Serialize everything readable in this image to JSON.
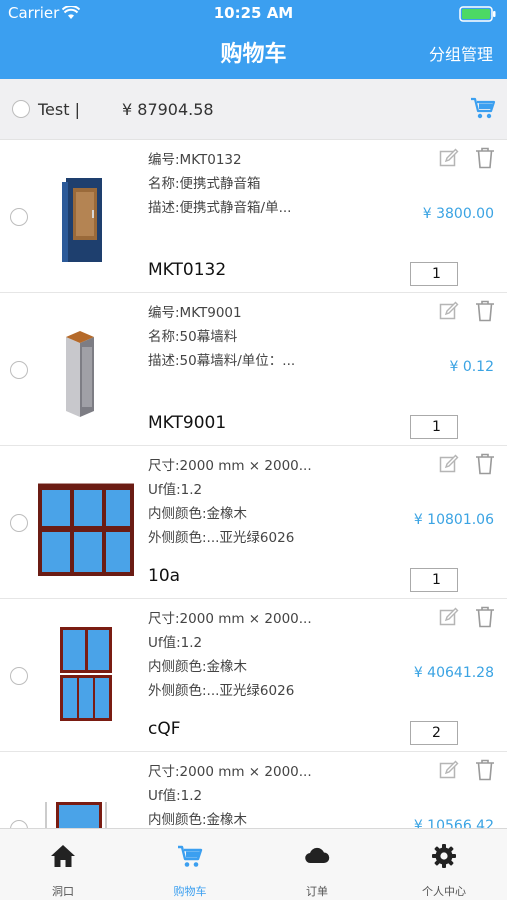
{
  "status_bar": {
    "carrier": "Carrier",
    "time": "10:25 AM"
  },
  "nav": {
    "title": "购物车",
    "right_action": "分组管理"
  },
  "group": {
    "name": "Test |",
    "total": "¥ 87904.58"
  },
  "items": [
    {
      "lines": [
        "编号:MKT0132",
        "名称:便携式静音箱",
        "描述:便携式静音箱/单..."
      ],
      "name": "MKT0132",
      "price": "¥ 3800.00",
      "qty": "1"
    },
    {
      "lines": [
        "编号:MKT9001",
        "名称:50幕墙料",
        "描述:50幕墙料/单位：..."
      ],
      "name": "MKT9001",
      "price": "¥ 0.12",
      "qty": "1"
    },
    {
      "lines": [
        "尺寸:2000 mm × 2000...",
        "Uf值:1.2",
        "内侧颜色:金橡木",
        "外侧颜色:...亚光绿6026"
      ],
      "name": "10a",
      "price": "¥ 10801.06",
      "qty": "1"
    },
    {
      "lines": [
        "尺寸:2000 mm × 2000...",
        "Uf值:1.2",
        "内侧颜色:金橡木",
        "外侧颜色:...亚光绿6026"
      ],
      "name": "cQF",
      "price": "¥ 40641.28",
      "qty": "2"
    },
    {
      "lines": [
        "尺寸:2000 mm × 2000...",
        "Uf值:1.2",
        "内侧颜色:金橡木"
      ],
      "name": "",
      "price": "¥ 10566.42",
      "qty": ""
    }
  ],
  "tabs": [
    {
      "label": "洞口",
      "icon": "home-icon"
    },
    {
      "label": "购物车",
      "icon": "cart-icon",
      "active": true
    },
    {
      "label": "订单",
      "icon": "cloud-icon"
    },
    {
      "label": "个人中心",
      "icon": "gear-icon"
    }
  ],
  "colors": {
    "primary": "#3b9ff0",
    "price": "#3aa3e3"
  }
}
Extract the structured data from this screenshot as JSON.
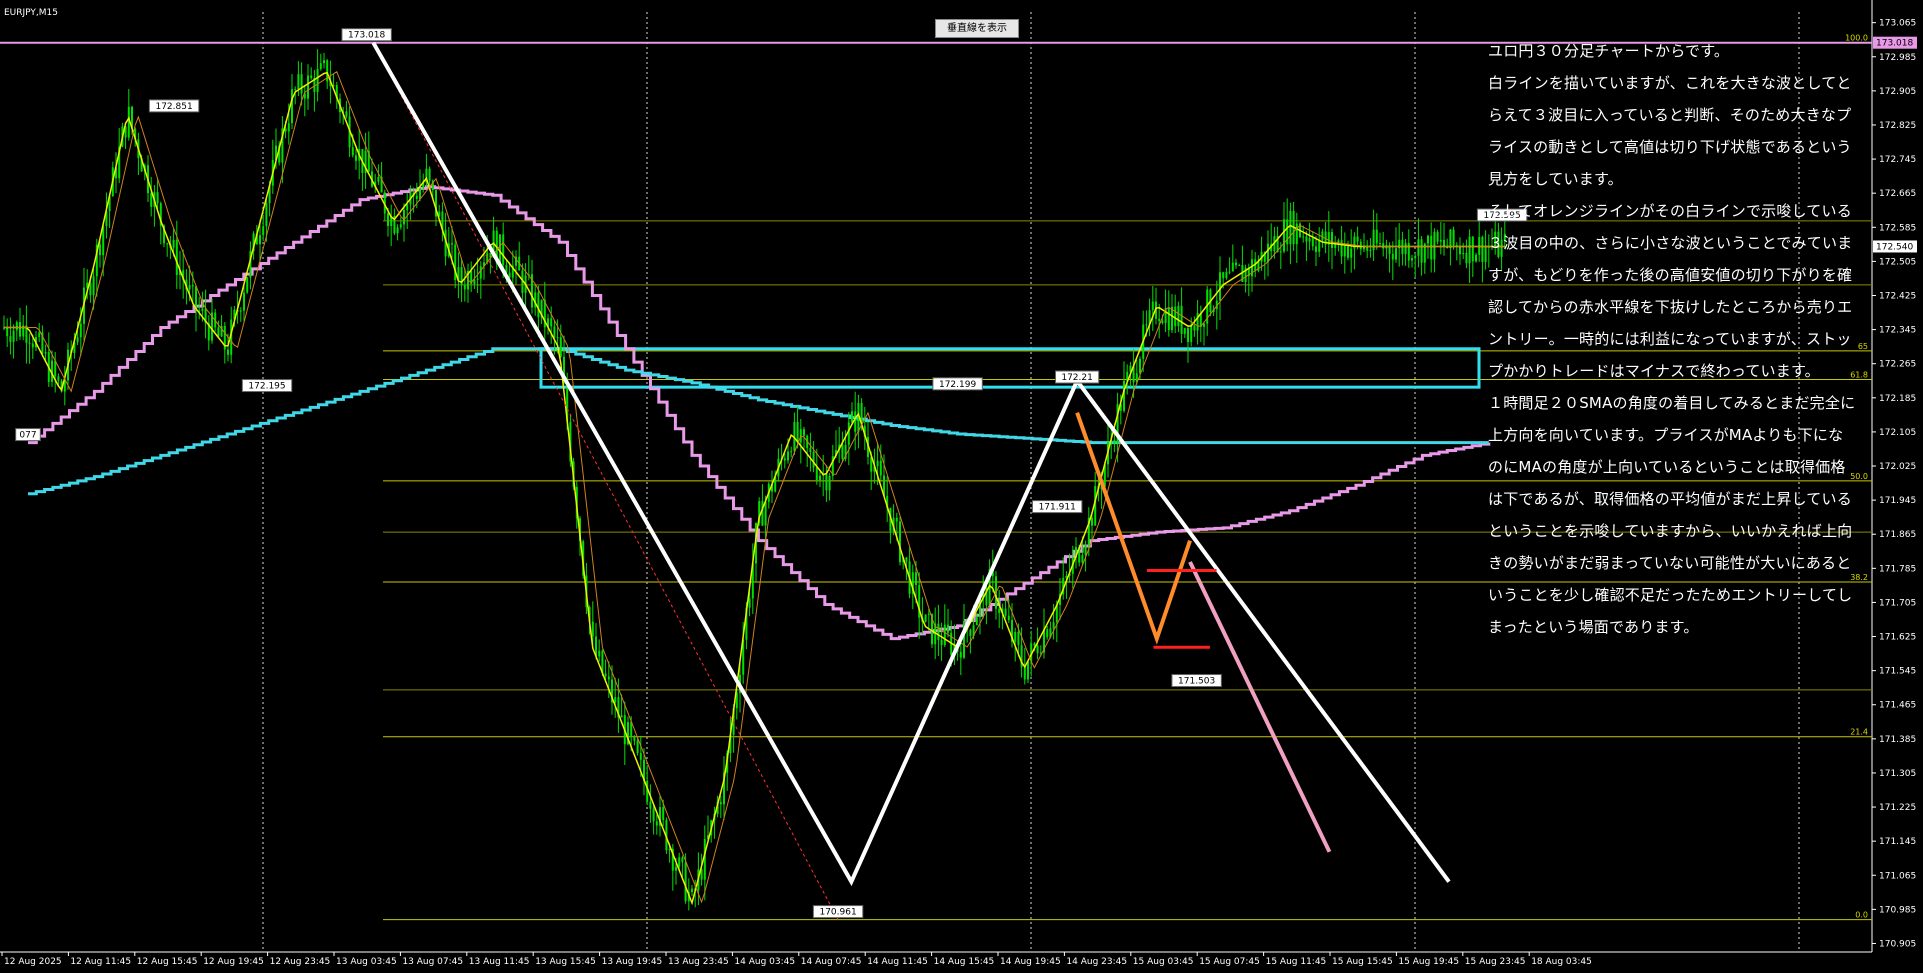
{
  "window": {
    "symbol_label": "EURJPY,M15",
    "vline_button_label": "垂直線を表示"
  },
  "colors": {
    "background": "#000000",
    "candles": "#00e000",
    "white_wave": "#ffffff",
    "orange_wave": "#ff8c2a",
    "pink_trend": "#f0a0c0",
    "magenta_ma": "#e89ae8",
    "cyan_ma": "#40d8e8",
    "fib": "#c8c800",
    "cyan_box": "#30e0f0",
    "red_lines": "#ff2020"
  },
  "chart_data": {
    "type": "candlestick",
    "symbol": "EURJPY",
    "timeframe": "M15",
    "x_ticks": [
      "12 Aug 2025",
      "12 Aug 11:45",
      "12 Aug 15:45",
      "12 Aug 19:45",
      "12 Aug 23:45",
      "13 Aug 03:45",
      "13 Aug 07:45",
      "13 Aug 11:45",
      "13 Aug 15:45",
      "13 Aug 19:45",
      "13 Aug 23:45",
      "14 Aug 03:45",
      "14 Aug 07:45",
      "14 Aug 11:45",
      "14 Aug 15:45",
      "14 Aug 19:45",
      "14 Aug 23:45",
      "15 Aug 03:45",
      "15 Aug 07:45",
      "15 Aug 11:45",
      "15 Aug 15:45",
      "15 Aug 19:45",
      "15 Aug 23:45",
      "18 Aug 03:45"
    ],
    "y_ticks": [
      "173.065",
      "172.985",
      "172.905",
      "172.825",
      "172.745",
      "172.665",
      "172.585",
      "172.505",
      "172.425",
      "172.345",
      "172.265",
      "172.185",
      "172.105",
      "172.025",
      "171.945",
      "171.865",
      "171.785",
      "171.705",
      "171.625",
      "171.545",
      "171.465",
      "171.385",
      "171.305",
      "171.225",
      "171.145",
      "171.065",
      "170.985",
      "170.905"
    ],
    "ylim": [
      170.885,
      173.09
    ],
    "current_price": "172.540",
    "top_line_price": "173.018",
    "price_callouts": [
      {
        "label": "173.018",
        "x_index": 5.1,
        "price": 173.018
      },
      {
        "label": "172.851",
        "x_index": 2.2,
        "price": 172.851
      },
      {
        "label": "172.195",
        "x_index": 3.6,
        "price": 172.195
      },
      {
        "label": "172.199",
        "x_index": 14.0,
        "price": 172.199
      },
      {
        "label": "172.21",
        "x_index": 15.8,
        "price": 172.215
      },
      {
        "label": "171.911",
        "x_index": 15.5,
        "price": 171.911
      },
      {
        "label": "171.503",
        "x_index": 17.6,
        "price": 171.503
      },
      {
        "label": "170.961",
        "x_index": 12.2,
        "price": 170.961
      },
      {
        "label": "172.595",
        "x_index": 22.2,
        "price": 172.595
      },
      {
        "label": "077",
        "x_index": 0.0,
        "price": 172.08
      }
    ],
    "fib_levels": [
      {
        "label": "100.0",
        "price": 173.018
      },
      {
        "label": "65",
        "price": 172.295
      },
      {
        "label": "61.8",
        "price": 172.228
      },
      {
        "label": "50.0",
        "price": 171.99
      },
      {
        "label": "38.2",
        "price": 171.753
      },
      {
        "label": "21.4",
        "price": 171.39
      },
      {
        "label": "0.0",
        "price": 170.961
      }
    ],
    "series": [
      {
        "name": "close",
        "x": [
          0,
          0.5,
          1,
          1.5,
          2,
          2.5,
          3,
          3.5,
          4,
          4.5,
          5,
          5.5,
          6,
          6.5,
          7,
          7.5,
          8,
          8.5,
          9,
          9.5,
          10,
          10.5,
          11,
          11.5,
          12,
          12.5,
          13,
          13.5,
          14,
          14.5,
          15,
          15.5,
          16,
          16.5,
          17,
          17.5,
          18,
          18.5,
          19,
          19.5,
          20,
          20.5,
          21,
          21.5,
          22,
          22.5,
          23
        ],
        "y": [
          172.35,
          172.2,
          172.5,
          172.85,
          172.6,
          172.4,
          172.3,
          172.6,
          172.9,
          172.95,
          172.75,
          172.6,
          172.7,
          172.45,
          172.55,
          172.45,
          172.3,
          171.6,
          171.4,
          171.2,
          171.0,
          171.3,
          171.9,
          172.1,
          172.0,
          172.15,
          171.9,
          171.65,
          171.6,
          171.75,
          171.55,
          171.7,
          171.9,
          172.2,
          172.4,
          172.35,
          172.45,
          172.5,
          172.59,
          172.55,
          172.54,
          172.54,
          172.54,
          172.54,
          172.54,
          172.54,
          172.54
        ]
      },
      {
        "name": "MA_magenta",
        "x": [
          0,
          1,
          2,
          3,
          4,
          5,
          6,
          7,
          8,
          9,
          10,
          11,
          12,
          13,
          14,
          15,
          16,
          17,
          18,
          19,
          20,
          21,
          22
        ],
        "y": [
          172.08,
          172.2,
          172.35,
          172.45,
          172.55,
          172.65,
          172.68,
          172.66,
          172.55,
          172.3,
          172.05,
          171.85,
          171.7,
          171.62,
          171.65,
          171.75,
          171.85,
          171.87,
          171.88,
          171.92,
          171.98,
          172.05,
          172.08
        ]
      },
      {
        "name": "MA_cyan",
        "x": [
          0,
          1,
          2,
          3,
          4,
          5,
          6,
          7,
          8,
          9,
          10,
          11,
          12,
          13,
          14,
          15,
          16,
          17,
          18,
          19,
          20,
          21,
          22
        ],
        "y": [
          171.96,
          172.0,
          172.05,
          172.1,
          172.15,
          172.2,
          172.25,
          172.3,
          172.3,
          172.25,
          172.22,
          172.18,
          172.15,
          172.12,
          172.1,
          172.09,
          172.08,
          172.08,
          172.08,
          172.08,
          172.08,
          172.08,
          172.08
        ]
      }
    ],
    "white_wave": [
      [
        5.2,
        173.018
      ],
      [
        12.4,
        171.05
      ],
      [
        15.8,
        172.225
      ],
      [
        21.4,
        171.05
      ]
    ],
    "orange_wave": [
      [
        15.8,
        172.15
      ],
      [
        17.0,
        171.62
      ],
      [
        17.5,
        171.85
      ]
    ],
    "pink_trend": [
      [
        17.5,
        171.8
      ],
      [
        19.6,
        171.12
      ]
    ]
  },
  "commentary": {
    "lines": [
      "ユロ円３０分足チャートからです。",
      "白ラインを描いていますが、これを大きな波としてと",
      "らえて３波目に入っていると判断、そのため大きなプ",
      "ライスの動きとして高値は切り下げ状態であるという",
      "見方をしています。",
      "そしてオレンジラインがその白ラインで示唆している",
      "３波目の中の、さらに小さな波ということでみていま",
      "すが、もどりを作った後の高値安値の切り下がりを確",
      "認してからの赤水平線を下抜けしたところから売りエ",
      "ントリー。一時的には利益になっていますが、ストッ",
      "プかかりトレードはマイナスで終わっています。",
      "１時間足２０SMAの角度の着目してみるとまだ完全に",
      "上方向を向いています。プライスがMAよりも下にな",
      "のにMAの角度が上向いているということは取得価格",
      "は下であるが、取得価格の平均値がまだ上昇している",
      "ということを示唆していますから、いいかえれば上向",
      "きの勢いがまだ弱まっていない可能性が大いにあると",
      "いうことを少し確認不足だったためエントリーしてし",
      "まったという場面であります。"
    ]
  }
}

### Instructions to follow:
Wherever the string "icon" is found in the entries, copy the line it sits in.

### Answer below:
      "icon": "home-icon"
      "icon": "cart-icon",
      "icon": "cloud-icon"
      "icon": "gear-icon"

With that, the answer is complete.